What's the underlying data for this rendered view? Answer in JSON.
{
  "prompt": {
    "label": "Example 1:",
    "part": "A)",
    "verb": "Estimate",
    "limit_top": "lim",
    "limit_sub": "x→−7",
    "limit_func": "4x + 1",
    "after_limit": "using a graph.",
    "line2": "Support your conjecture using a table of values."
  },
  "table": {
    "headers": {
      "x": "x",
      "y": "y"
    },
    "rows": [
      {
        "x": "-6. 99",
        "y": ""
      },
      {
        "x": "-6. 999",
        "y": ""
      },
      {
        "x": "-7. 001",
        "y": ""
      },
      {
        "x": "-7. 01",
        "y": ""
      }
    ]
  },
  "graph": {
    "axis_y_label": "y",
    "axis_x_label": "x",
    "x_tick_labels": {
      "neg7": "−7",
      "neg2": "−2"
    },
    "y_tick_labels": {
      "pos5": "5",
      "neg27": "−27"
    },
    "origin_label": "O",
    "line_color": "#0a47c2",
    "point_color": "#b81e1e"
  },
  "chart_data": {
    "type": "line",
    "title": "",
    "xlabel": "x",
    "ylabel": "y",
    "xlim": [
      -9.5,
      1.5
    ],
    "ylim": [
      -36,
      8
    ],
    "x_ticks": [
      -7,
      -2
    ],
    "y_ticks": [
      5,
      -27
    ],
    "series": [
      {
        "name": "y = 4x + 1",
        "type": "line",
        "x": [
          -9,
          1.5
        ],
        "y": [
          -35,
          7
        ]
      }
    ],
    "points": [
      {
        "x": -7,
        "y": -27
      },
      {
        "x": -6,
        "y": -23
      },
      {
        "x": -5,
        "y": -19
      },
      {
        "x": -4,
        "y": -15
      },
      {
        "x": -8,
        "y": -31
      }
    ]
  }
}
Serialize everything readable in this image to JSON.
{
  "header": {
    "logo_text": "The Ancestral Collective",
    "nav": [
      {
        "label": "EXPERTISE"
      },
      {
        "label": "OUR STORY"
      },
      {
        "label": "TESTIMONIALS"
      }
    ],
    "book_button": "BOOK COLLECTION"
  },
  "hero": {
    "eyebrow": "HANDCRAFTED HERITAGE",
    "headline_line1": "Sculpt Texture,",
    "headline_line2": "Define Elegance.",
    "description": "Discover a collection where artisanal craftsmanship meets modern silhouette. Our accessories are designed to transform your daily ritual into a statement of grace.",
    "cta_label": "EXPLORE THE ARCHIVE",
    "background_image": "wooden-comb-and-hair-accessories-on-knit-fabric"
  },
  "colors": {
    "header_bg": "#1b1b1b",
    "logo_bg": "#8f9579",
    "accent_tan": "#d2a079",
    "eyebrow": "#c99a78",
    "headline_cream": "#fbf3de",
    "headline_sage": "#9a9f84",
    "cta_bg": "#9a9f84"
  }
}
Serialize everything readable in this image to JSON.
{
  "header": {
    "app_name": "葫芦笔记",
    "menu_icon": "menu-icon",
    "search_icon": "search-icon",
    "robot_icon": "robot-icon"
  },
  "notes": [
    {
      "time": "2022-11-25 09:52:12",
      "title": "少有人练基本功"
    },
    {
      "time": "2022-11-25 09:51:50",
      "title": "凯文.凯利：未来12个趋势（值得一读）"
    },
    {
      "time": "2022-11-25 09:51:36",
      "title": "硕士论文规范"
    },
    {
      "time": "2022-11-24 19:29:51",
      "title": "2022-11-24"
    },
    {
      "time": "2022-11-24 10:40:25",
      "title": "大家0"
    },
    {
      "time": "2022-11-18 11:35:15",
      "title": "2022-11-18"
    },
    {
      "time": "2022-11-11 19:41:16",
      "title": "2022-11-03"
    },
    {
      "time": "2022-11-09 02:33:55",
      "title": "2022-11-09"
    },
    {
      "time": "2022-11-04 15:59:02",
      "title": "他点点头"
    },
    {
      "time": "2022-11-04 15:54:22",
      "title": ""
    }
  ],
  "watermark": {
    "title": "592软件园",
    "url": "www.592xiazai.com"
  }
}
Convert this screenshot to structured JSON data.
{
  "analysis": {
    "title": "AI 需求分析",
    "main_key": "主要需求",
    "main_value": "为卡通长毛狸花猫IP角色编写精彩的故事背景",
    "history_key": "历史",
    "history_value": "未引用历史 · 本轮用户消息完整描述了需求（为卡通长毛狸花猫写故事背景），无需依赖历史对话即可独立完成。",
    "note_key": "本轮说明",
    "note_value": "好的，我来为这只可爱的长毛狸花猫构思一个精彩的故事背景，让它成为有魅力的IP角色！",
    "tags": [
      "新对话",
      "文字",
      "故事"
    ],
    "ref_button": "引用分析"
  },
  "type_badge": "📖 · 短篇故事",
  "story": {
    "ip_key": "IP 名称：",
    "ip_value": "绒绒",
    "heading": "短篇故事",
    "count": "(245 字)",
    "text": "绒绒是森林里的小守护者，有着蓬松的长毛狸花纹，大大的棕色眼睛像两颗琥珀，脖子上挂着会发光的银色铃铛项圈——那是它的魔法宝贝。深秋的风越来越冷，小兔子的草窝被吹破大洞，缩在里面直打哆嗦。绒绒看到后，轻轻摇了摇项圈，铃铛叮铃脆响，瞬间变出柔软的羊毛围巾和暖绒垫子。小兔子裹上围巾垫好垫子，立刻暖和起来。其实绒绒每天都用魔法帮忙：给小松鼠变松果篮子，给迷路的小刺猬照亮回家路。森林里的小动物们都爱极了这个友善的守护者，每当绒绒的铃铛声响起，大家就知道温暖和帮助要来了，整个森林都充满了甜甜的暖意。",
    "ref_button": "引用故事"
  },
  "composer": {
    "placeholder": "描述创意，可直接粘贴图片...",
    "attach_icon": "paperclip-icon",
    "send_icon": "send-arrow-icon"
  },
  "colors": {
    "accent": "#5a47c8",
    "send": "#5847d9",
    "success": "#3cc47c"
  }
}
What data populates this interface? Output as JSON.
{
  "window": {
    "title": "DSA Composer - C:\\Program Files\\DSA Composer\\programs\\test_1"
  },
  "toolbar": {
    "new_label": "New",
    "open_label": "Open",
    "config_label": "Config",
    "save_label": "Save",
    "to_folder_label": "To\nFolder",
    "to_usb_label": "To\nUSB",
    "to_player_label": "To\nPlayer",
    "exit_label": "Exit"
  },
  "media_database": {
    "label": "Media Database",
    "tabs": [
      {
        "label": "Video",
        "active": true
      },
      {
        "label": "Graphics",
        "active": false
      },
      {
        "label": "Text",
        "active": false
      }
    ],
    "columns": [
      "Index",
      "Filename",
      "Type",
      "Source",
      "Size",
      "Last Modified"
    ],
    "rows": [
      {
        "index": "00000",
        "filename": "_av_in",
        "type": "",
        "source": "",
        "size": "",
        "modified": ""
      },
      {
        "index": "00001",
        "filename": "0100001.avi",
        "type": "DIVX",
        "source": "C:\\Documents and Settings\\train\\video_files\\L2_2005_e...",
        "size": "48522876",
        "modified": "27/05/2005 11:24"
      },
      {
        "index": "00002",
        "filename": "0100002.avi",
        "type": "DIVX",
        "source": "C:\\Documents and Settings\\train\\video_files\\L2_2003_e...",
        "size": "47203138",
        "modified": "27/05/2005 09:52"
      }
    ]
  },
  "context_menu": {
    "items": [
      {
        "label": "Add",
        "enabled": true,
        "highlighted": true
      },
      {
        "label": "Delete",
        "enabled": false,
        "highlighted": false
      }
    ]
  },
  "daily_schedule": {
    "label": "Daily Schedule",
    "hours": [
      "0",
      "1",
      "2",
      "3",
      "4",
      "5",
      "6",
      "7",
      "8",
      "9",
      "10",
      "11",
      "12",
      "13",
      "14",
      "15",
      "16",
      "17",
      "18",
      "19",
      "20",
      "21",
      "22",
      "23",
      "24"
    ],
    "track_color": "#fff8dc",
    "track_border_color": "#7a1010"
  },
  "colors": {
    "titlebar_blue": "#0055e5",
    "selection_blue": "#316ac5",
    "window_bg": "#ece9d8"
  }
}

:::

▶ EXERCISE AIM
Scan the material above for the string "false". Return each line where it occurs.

▶ RESULT OF THE TASK
        "active": false
        "active": false
        "enabled": false,
        "highlighted": false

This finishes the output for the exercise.